“In 2012, it would require an average of 39 euros” for a client to hire a prostitute in a brothel, Mr. Lazos said, “while in 2017 just €17 — a 56 percent decrease.”

Customers are well aware that it’s a buyer’s market in Greece and they’re not above taking advantage of this:

Anastasia says they promise, “I’ll come when I get paid,” or they ask for bargains. Men often ask for unprotected sex, she said, and many prostitutes who are drug addicts take on such clients for less than 10 euros.

Customers are also being…more selective.

“Seven or eight years ago, 20 to 30 men would go to the bedroom with the girl,” said Vaso, 65, who has been a madam for the past 20 years. Today, she said, it is more like five or six.

“Now they come, take a look,” she said, “and say, ‘I’ll be back.’ ”

Damn: a girl with a dream can’t even make a living anymore in Greece.



The Return of Barney Fife
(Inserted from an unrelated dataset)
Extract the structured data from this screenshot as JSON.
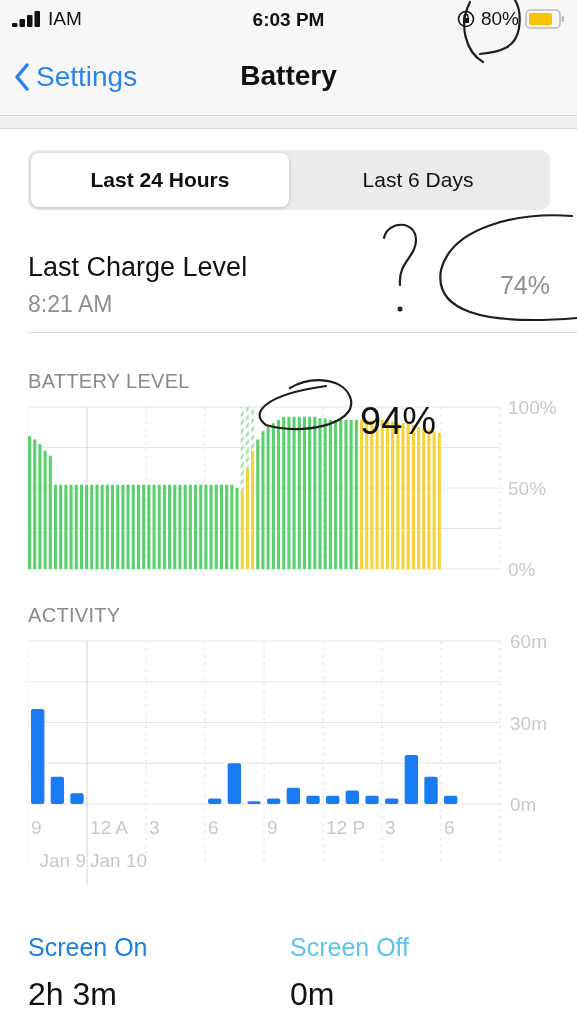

Those of us of a certain age certainly recall Barney Fife, the bumbling deputy on The Andy Griffith Show.  They also may recall that Sheriff Andy Taylor only let Barney have one bullet for his gun and he had to keep that bullet in his shirt pocket, not in his gun.  Why?  Barney could be, well, overenthusiastic about his law enforcement duties and Andy figured that the need to fumble with the bullet and load the gun before using it would help offset Barney’s bad judgment.

With this in mind, The Curmudgeon would like to introduce you to Officer Stuart Lee Harrison of the Southwestern Regional police force in York County, Pennsylvania.  A 15-year veteran officer, Harrison was among several officers who helped subdue a suspect who tried to rob a bank by asking to withdraw $500,000 and who, when informed by bank staff that he couldn’t withdraw $500,000 because he didn’t have an account at the bank, threatened bank employees and refused to leave the premises.

They grow their crim’nals realllllll smart in York County.

Barney’s gone but his spirit lives on!

Officers arrived on the scene and eventually wrangled the suspect into the back seat of a police car.  They had a hard time of it and even tried to subdue him with a Taser at one point in the struggle but were unsuccessful in hitting their target – not a very good sign.  Once they had him in the back seat of the squad car he remained uncooperative, and though he was apparently alone in the back seat of a locked car and not hurting anyone, Officer Fife, er, Harrison, decided he would use his Taser to create a little order.

So Officer Harrison reached into his holster and pulled the trigger on his Taser as he held it against the suspect’s thigh.

Only it wasn’t his Taser.  It was his gun.

His loaded gun, because the sheriff in town permits Officer Harrison to carry a loaded gun.

And he blasted the suspect in the leg.

The suspect’s reaction, by the way, was priceless:  he asked, “Dude, why’d you shoot me?”

Officer Harrison has been charged with second degree simple assault, a misdemeanor.

And THAT, friends, is why Sheriff Andy Taylor didn’t let Barney Fife carry a loaded gun.